"Hearts" means persuading people that their best interests are served by COIN success. "Minds" means convincing them that the force can protect them and that resisting it is pointless. Note that neither concerns whether people like soldiers and Marines. Calculated self-interest, not emotion, is what counts

Interesting. Seems that almost everyone uses it wrong. I always assumed that it meant that you got the people to like you. In reality, its a less stringent condition, that they just believe that it would be better if they worked with you.

Monday, February 16, 2009

Old Trick

I was the victim of a very old trick.

Imagine two lovebirds in a recession,

Girl: Its all recession-y. Lets not give valentines.
Guy: Ok, that sounds logical. Deal. *spits in hand to shake*

...time passes... and Valentine's Day approaches.

Girl: Surprise! I got you a very thoughtful card, chocolates, and a new candy that you have never tried!
Guy: Um... I got you this card?

Moral: Never fall for the Valentine's Fake-out and always get something huge.

Too bad.

Passed by a small margin (54% to 46%), Chavez removed term limits.

I feel sorry for the Venezuelan people.

Seems smart money does too
Venezuela Government Bonds Drop as Chavez Wins Bid to Run Again

Wednesday, February 11, 2009

Miles per gallon
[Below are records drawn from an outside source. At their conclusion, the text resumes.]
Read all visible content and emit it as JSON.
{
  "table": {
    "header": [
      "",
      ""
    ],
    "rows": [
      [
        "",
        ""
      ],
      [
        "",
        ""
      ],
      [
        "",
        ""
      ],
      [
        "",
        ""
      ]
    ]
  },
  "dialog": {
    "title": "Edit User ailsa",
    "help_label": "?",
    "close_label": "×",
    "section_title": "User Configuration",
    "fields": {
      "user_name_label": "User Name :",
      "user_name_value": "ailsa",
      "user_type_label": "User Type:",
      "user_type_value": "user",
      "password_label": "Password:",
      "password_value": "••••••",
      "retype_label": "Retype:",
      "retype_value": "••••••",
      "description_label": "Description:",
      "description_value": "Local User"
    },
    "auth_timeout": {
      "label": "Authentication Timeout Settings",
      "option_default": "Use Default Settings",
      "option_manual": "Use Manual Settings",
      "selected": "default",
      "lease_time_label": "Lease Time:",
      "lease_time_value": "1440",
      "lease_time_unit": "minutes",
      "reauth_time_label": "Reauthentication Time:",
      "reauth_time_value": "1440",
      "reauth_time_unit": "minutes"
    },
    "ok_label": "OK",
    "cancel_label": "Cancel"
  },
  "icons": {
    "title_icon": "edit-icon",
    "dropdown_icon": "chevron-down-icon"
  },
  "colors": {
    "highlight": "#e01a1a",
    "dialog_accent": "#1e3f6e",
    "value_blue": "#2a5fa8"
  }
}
Every time I tell someone that I get 100 mpg and travel 10 miles a day on my scooter people focus on the 100 mpg. "1 gallon every 2 weeks" also seems impressive. Upon reflecting on it, the main benefit is really the low mileage that I travel. I travel very low mileage. I travel 10 miles per day, commuters from the suburbs travel at around 50 miles per day. Even at 100 mpg, they are still using 10x the amount of gas that I am. I know that everyone can not have such a short commute, but it seems that one way to reduce the gallon/$GDP would be to work on making work closer to home.

Tuesday, February 10, 2009

Shooting last week

I went shooting last last monday and then on last sunday.

My little sister happened to be at both. At first she was closing her eyes before the shot and jerking the trigger. She would hit t0 the right. I told her a few tips about breathing, sight picture, and trigger squeeze, then she hit two balloons with the first two shots. Since we both new about her new skill, she did it again on the second outing but only one shot this time. Of course, she quit while she was ahead, which was smart.

First outing we shot at this steel bucket that we hung from a tree with some rope. Also some reactive targets of old decaying logs and balloons. Fairly close range.

Second outing was with Andy, my sisters, and Sara. My older sister did very good for her first time out and tried everything that we brought. We got to do realistic pistol drills (which taught us alot) and some closer-range rifle work. One of the pistol drills was four balloons setup in a square configuration. The idea was two people, chest and head. Both of us attempted going quickly though the shots and tried to get all of the balloons. We both used a full mag of 7 shots. We eventually went out to 200 yards (approx) for some rifle work. The problem was that at that time we thought we were at about 400 yards (so yeah, we learned that we can't estimate distance worth anything). I need to work on a good way to estimate distances, we over estimated the size of a paper plate and were waaay off. I almost hit a 2L bottle at 200 yards with the mosin, but I was using the 400m setting so I was always a bit high. I tried to compensate, but never got closer than 0.5-1ft (estimated using a scope on the other rifle to watch the shots). Andy hit the bottle with his shot using his rifle with a scope (.308 instead of 7.62x54R). I did hit some 4-6 inch logs at 200 yards, not on the first shots though. Many many shots on the 2L bottle, but no dice.

So, I might scope the mosin. Everything works great and I cleaned everything this time, you can definately see the benefits of certain action types vs others. We loved the new location and the freedom of shooting stuff in the woods.